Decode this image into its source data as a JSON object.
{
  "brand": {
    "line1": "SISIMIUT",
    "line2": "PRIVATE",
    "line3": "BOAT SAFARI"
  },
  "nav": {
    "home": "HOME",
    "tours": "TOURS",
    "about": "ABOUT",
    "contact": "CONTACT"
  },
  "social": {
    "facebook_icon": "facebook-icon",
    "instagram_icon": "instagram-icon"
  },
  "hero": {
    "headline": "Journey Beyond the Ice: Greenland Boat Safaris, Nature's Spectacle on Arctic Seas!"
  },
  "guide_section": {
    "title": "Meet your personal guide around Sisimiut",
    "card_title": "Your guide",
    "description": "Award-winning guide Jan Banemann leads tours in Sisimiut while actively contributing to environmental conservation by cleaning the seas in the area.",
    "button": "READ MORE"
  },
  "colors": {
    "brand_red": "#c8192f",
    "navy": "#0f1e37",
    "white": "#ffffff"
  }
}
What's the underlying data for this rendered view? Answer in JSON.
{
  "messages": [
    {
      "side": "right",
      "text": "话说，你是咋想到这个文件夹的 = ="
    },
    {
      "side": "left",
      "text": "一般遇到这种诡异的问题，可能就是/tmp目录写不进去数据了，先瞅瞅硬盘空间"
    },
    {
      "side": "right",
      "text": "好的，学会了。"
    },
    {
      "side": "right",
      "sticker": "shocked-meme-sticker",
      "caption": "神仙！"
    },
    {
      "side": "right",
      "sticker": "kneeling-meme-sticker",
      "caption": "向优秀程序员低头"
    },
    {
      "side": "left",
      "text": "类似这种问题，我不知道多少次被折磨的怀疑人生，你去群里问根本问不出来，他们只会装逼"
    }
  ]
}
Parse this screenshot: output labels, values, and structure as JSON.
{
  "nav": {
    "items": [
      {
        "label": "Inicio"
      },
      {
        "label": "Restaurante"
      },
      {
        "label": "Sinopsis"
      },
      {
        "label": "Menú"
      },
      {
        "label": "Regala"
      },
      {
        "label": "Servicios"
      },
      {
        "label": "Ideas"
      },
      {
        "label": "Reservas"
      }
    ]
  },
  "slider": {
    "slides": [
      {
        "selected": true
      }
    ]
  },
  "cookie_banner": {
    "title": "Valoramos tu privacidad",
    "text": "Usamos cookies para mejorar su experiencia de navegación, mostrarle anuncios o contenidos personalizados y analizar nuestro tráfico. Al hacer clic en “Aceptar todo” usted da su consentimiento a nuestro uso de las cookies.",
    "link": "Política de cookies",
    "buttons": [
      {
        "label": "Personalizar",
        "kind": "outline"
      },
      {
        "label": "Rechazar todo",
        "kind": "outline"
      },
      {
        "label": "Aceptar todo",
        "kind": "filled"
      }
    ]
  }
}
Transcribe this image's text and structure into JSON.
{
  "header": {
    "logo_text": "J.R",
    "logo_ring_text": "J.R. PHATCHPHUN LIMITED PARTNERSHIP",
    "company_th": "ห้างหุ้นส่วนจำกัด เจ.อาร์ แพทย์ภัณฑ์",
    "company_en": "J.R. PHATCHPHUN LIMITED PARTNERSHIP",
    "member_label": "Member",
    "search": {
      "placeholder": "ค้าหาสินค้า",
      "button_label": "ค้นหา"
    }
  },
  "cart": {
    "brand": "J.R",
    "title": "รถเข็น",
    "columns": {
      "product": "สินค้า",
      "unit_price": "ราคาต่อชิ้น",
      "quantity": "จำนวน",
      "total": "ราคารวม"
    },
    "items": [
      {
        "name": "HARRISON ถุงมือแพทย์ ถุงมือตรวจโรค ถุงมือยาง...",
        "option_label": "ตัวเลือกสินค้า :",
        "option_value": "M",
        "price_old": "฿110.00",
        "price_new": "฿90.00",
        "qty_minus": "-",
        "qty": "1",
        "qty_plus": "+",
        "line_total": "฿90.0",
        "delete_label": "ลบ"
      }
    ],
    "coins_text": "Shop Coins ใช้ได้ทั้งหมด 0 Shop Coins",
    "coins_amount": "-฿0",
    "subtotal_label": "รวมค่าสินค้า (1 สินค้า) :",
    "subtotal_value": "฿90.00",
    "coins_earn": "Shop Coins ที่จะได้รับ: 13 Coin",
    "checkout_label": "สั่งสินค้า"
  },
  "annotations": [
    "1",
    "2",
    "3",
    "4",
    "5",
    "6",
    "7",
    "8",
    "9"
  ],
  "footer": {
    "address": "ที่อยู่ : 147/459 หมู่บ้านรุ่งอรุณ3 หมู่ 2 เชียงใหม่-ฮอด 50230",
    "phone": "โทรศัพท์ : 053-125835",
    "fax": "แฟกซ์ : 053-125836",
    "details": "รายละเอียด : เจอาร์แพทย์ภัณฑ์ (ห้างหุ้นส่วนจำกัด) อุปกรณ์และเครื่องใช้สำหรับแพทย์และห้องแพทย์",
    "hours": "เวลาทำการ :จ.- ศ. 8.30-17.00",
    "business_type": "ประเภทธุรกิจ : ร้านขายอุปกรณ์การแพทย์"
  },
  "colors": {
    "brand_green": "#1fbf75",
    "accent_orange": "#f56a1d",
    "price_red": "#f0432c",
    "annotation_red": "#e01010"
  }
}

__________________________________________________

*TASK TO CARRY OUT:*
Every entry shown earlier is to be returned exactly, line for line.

*EXERCISE RESULT:*
Decode this image into its source data as a JSON object.
{
  "brand": {
    "line1": "SISIMIUT",
    "line2": "PRIVATE",
    "line3": "BOAT SAFARI"
  },
  "nav": {
    "home": "HOME",
    "tours": "TOURS",
    "about": "ABOUT",
    "contact": "CONTACT"
  },
  "social": {
    "facebook_icon": "facebook-icon",
    "instagram_icon": "instagram-icon"
  },
  "hero": {
    "headline": "Journey Beyond the Ice: Greenland Boat Safaris, Nature's Spectacle on Arctic Seas!"
  },
  "guide_section": {
    "title": "Meet your personal guide around Sisimiut",
    "card_title": "Your guide",
    "description": "Award-winning guide Jan Banemann leads tours in Sisimiut while actively contributing to environmental conservation by cleaning the seas in the area.",
    "button": "READ MORE"
  },
  "colors": {
    "brand_red": "#c8192f",
    "navy": "#0f1e37",
    "white": "#ffffff"
  }
}
What's the underlying data for this rendered view? Answer in JSON.
{
  "messages": [
    {
      "side": "right",
      "text": "话说，你是咋想到这个文件夹的 = ="
    },
    {
      "side": "left",
      "text": "一般遇到这种诡异的问题，可能就是/tmp目录写不进去数据了，先瞅瞅硬盘空间"
    },
    {
      "side": "right",
      "text": "好的，学会了。"
    },
    {
      "side": "right",
      "sticker": "shocked-meme-sticker",
      "caption": "神仙！"
    },
    {
      "side": "right",
      "sticker": "kneeling-meme-sticker",
      "caption": "向优秀程序员低头"
    },
    {
      "side": "left",
      "text": "类似这种问题，我不知道多少次被折磨的怀疑人生，你去群里问根本问不出来，他们只会装逼"
    }
  ]
}
Parse this screenshot: output labels, values, and structure as JSON.
{
  "nav": {
    "items": [
      {
        "label": "Inicio"
      },
      {
        "label": "Restaurante"
      },
      {
        "label": "Sinopsis"
      },
      {
        "label": "Menú"
      },
      {
        "label": "Regala"
      },
      {
        "label": "Servicios"
      },
      {
        "label": "Ideas"
      },
      {
        "label": "Reservas"
      }
    ]
  },
  "slider": {
    "slides": [
      {
        "selected": true
      }
    ]
  },
  "cookie_banner": {
    "title": "Valoramos tu privacidad",
    "text": "Usamos cookies para mejorar su experiencia de navegación, mostrarle anuncios o contenidos personalizados y analizar nuestro tráfico. Al hacer clic en “Aceptar todo” usted da su consentimiento a nuestro uso de las cookies.",
    "link": "Política de cookies",
    "buttons": [
      {
        "label": "Personalizar",
        "kind": "outline"
      },
      {
        "label": "Rechazar todo",
        "kind": "outline"
      },
      {
        "label": "Aceptar todo",
        "kind": "filled"
      }
    ]
  }
}
Transcribe this image's text and structure into JSON.
{
  "header": {
    "logo_text": "J.R",
    "logo_ring_text": "J.R. PHATCHPHUN LIMITED PARTNERSHIP",
    "company_th": "ห้างหุ้นส่วนจำกัด เจ.อาร์ แพทย์ภัณฑ์",
    "company_en": "J.R. PHATCHPHUN LIMITED PARTNERSHIP",
    "member_label": "Member",
    "search": {
      "placeholder": "ค้าหาสินค้า",
      "button_label": "ค้นหา"
    }
  },
  "cart": {
    "brand": "J.R",
    "title": "รถเข็น",
    "columns": {
      "product": "สินค้า",
      "unit_price": "ราคาต่อชิ้น",
      "quantity": "จำนวน",
      "total": "ราคารวม"
    },
    "items": [
      {
        "name": "HARRISON ถุงมือแพทย์ ถุงมือตรวจโรค ถุงมือยาง...",
        "option_label": "ตัวเลือกสินค้า :",
        "option_value": "M",
        "price_old": "฿110.00",
        "price_new": "฿90.00",
        "qty_minus": "-",
        "qty": "1",
        "qty_plus": "+",
        "line_total": "฿90.0",
        "delete_label": "ลบ"
      }
    ],
    "coins_text": "Shop Coins ใช้ได้ทั้งหมด 0 Shop Coins",
    "coins_amount": "-฿0",
    "subtotal_label": "รวมค่าสินค้า (1 สินค้า) :",
    "subtotal_value": "฿90.00",
    "coins_earn": "Shop Coins ที่จะได้รับ: 13 Coin",
    "checkout_label": "สั่งสินค้า"
  },
  "annotations": [
    "1",
    "2",
    "3",
    "4",
    "5",
    "6",
    "7",
    "8",
    "9"
  ],
  "footer": {
    "address": "ที่อยู่ : 147/459 หมู่บ้านรุ่งอรุณ3 หมู่ 2 เชียงใหม่-ฮอด 50230",
    "phone": "โทรศัพท์ : 053-125835",
    "fax": "แฟกซ์ : 053-125836",
    "details": "รายละเอียด : เจอาร์แพทย์ภัณฑ์ (ห้างหุ้นส่วนจำกัด) อุปกรณ์และเครื่องใช้สำหรับแพทย์และห้องแพทย์",
    "hours": "เวลาทำการ :จ.- ศ. 8.30-17.00",
    "business_type": "ประเภทธุรกิจ : ร้านขายอุปกรณ์การแพทย์"
  },
  "colors": {
    "brand_green": "#1fbf75",
    "accent_orange": "#f56a1d",
    "price_red": "#f0432c",
    "annotation_red": "#e01010"
  }
}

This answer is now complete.